The ideal credit utilization ratio is 20% or less. If you have $5,000 in total credit limits, you should aim for a total balance of $1,000 at most.
For an example of how much credit utilization matters, one personal finance writer’s credit score fell by 32 points when she went over 50% credit utilization.
If your credit utilization is higher than 20%, put as much of your extra cash as possible toward your credit card debt. Once you pay down those balances, you should see your credit score go up in one or two months.
The bottom line about building credit fast
When you’re working to fix your credit, it takes good behavior over time. However, lowering your utilization rate by paying down existing debt, getting a new credit card or requesting a credit line increase on an existing card can provide the quickest credit score boost.
Any late payments and debts sent to collection should be handled promptly — otherwise, they’ll just cause more pain once they hit your credit reports. It’s also wise to review your credit reports on a regular basis. in order to spot errors that might be dragging down your credit score.
Knowing what actions to take that can help improve your credit score and being a responsible borrower can boost your chances of increasing your credit score by 100 points or even more.
So, Can Experian Boost Improve Your Credit Score?
Two thirds of people who sign up for Experian Boost see an increase in their score, and the average jump is 13 points, according to Griffin.
If your credit score is already at the higher end of the spectrum (mid-700s and above), any boost you see may be minimal. But for people with credit scores of 680 or lower, the average increase is 19 points.
“The people who see the most impact are people who have a short credit history, a thin credit profile made up of fewer than five accounts, or scores below about 680,” Griffin says. “So if you’re just starting out or you’ve had some credit issues in the past but you’re moving in the right direction, that’s who is benefiting the most.”
If you don’t see any benefits to your score initially, it is possible that Boost will help over time through a sustained positive payment history.
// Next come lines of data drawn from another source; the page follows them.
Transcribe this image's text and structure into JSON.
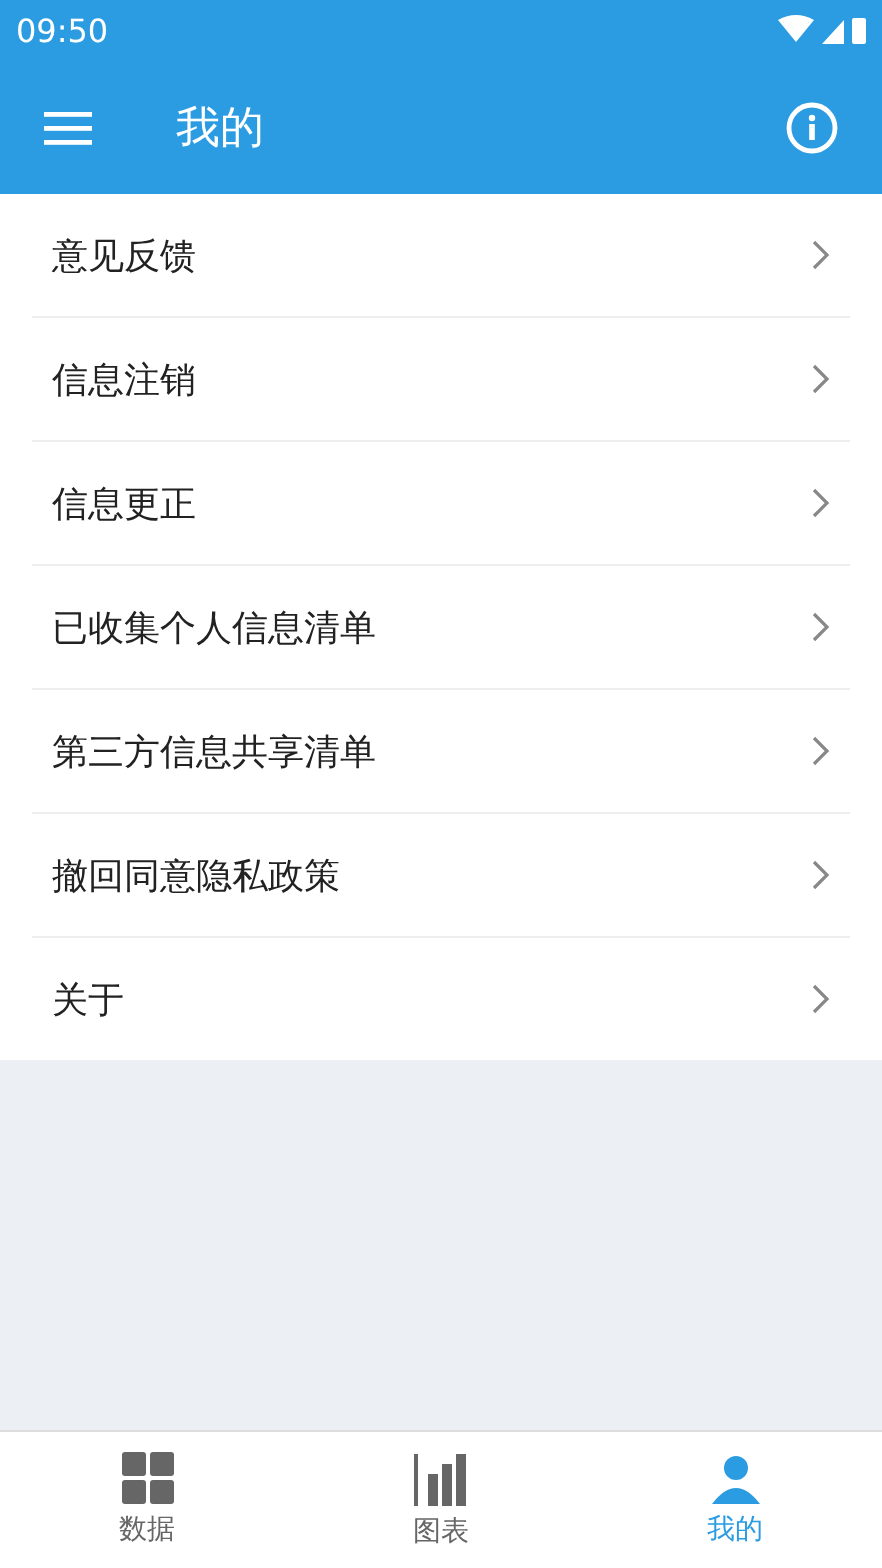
{
  "status_bar": {
    "time": "09:50"
  },
  "app_bar": {
    "title": "我的"
  },
  "menu_items": [
    {
      "label": "意见反馈"
    },
    {
      "label": "信息注销"
    },
    {
      "label": "信息更正"
    },
    {
      "label": "已收集个人信息清单"
    },
    {
      "label": "第三方信息共享清单"
    },
    {
      "label": "撤回同意隐私政策"
    },
    {
      "label": "关于"
    }
  ],
  "bottom_nav": [
    {
      "label": "数据",
      "kind": "grid",
      "selected": false
    },
    {
      "label": "图表",
      "kind": "bars",
      "selected": false
    },
    {
      "label": "我的",
      "kind": "person",
      "selected": true
    }
  ]
}
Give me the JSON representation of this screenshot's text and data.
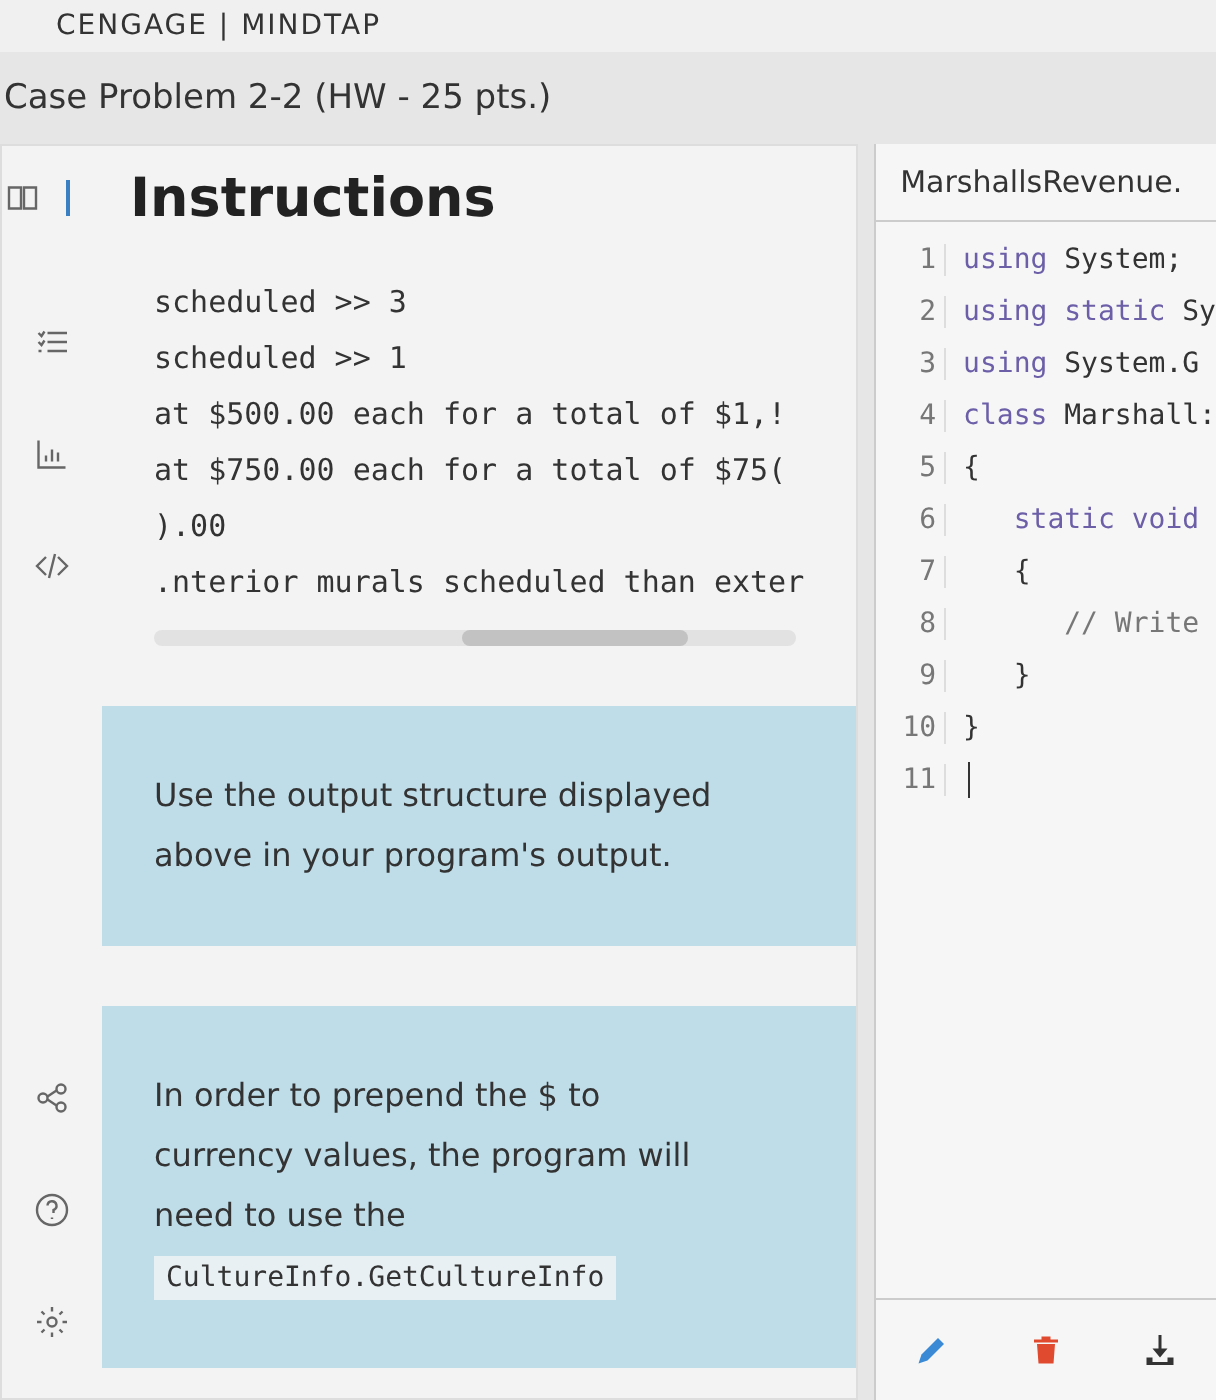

Still, you can choose to remove Experian Boost from your credit report at any time with no negative repercussions; your Experian credit score will simply revert to what it was before.
How quickly can you improve your FICO score?
If all you need is error correction, you may see your FICO increase in a matter of days. However, there is no guarantee that correcting errors will make your score go up.
Paying down significant amounts of debt — say, dropping your credit utilization rate from 80% to 20% — can also bump your score up rapidly.
But if your credit report is littered with late payments collections or other serious problems, Gardner says it can take “up to 12 months to raise your score.” You must first demonstrate a consistent payment history.
About the Author
Lyle Daly Lyle is a writer specializing in credit cards, travel rewards programs, and banking. His work has also appeared on MSN Money, USA Today, and Yahoo! Finance.